The fact that the tragedy in Yemen is so little discussed is not a product of broad or deep public enthusiasm for that consensus. Support for foreign intervention is at historic lows in recent years and may have even proven decisive in restraining the Obama administration from intervening more extensively against the government of Syria. The Syrian episode aside, however, the pace and extent of overseas entanglements has not met a serious challenge from public opinion over the past decade. Americans intermittently tell pollsters they want a more restrained foreign policy, but they largely allow their leaders free reign for one military adventure after another.
Part of the problem is that so much of foreign policy has come to be conducted by the executive branch outside the political process, including US support for the war in Yemen and the Trump administration’s recent punitive strike on Syria. Foreign affairs are also simply uninteresting to many Americans: the problems are complicated, the actors are convoluted, and the names are hard to pronounce, even when American forces are directly involved (as is not currently the case in Yemen).
In a broader sense, though, any challenge to the compulsive bellicosity that passes for normality in American foreign policy must contend with the fact that the opponents of that (dis-)order have very different values and concerns. The anti-war left, which reached its recent peak under the Bush administration, expresses itself in globalist humanitarian and anti-imperialist terms. It draws on a tradition of protest culture dating back to the Vietnam War, and it speaks a moralistic, legalistic, and idealistic language, seeking to hold the United States to account for its real and imagined crimes.
The anti-interventionist right is a grab-bag of paleoconservative and libertarian tendencies, but is broadly more concerned with American sovereignty and interests than it is with global norms. It is wary of spending blood and treasure on behalf of other nations, skeptical of efforts to export American values, and suspicious of the international institutions that have sometimes been invoked on behalf of the latest call to arms. These tendencies reached postwar height in mainstream politics with the resistance to the Clinton administration’s wars in the former Yugoslavia, though they have periodically resurfaced since. Donald Trump channeled some of the impulses of the right-wing anti-interventionism during his campaign, but has proven far too unprincipled, unfocused, and addicted to blustering shows of “strength” to mark a significant departure in American foreign policy—or not, at any rate, in a more peaceful direction.
This stark portrayal of the different camps should not be taken to mean there is no overlap between them.

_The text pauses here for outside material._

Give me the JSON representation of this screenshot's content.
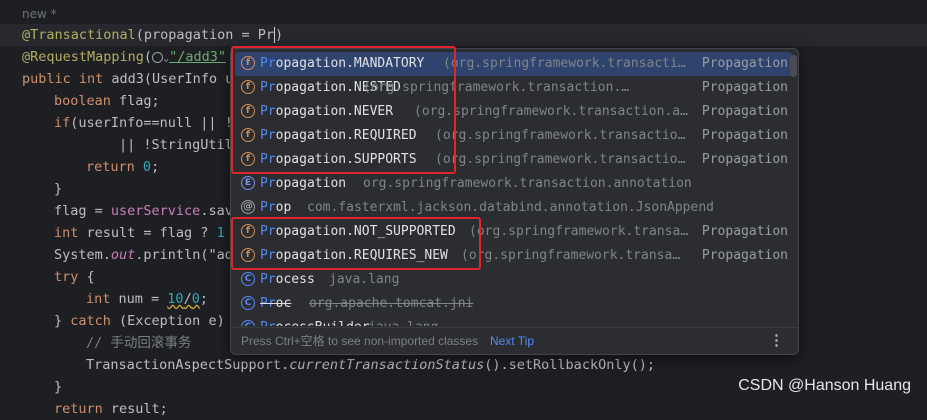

Nonetheless, the distinct cultural and partisan identities of these groups is a serious barrier to effective mobilization against the latest excesses of American global power. Making the case for a different path will require both sides of the equation, simultaneously arguing that the reigning consensus is bad both for the United States and bad for the world. It is, far too often, a betrayal of both our moral obligations and our national interests.
The title of this post was uttered by Neville Chamberlain during the Munich Crisis as the Prime Minister explained his reluctance to go to war over Czechoslovakia. In the decades since it has often been used to condemn the alleged fecklessness of appeasement. Today, however, the inertia in American foreign policy is quite different. War has become the norm, sinking behind the front page and rarely troubling minds of average citizens. For our own sake and for the sake of “people of whom we know nothing,” this amnesia needs to be dispelled.
Tara Ann Thieke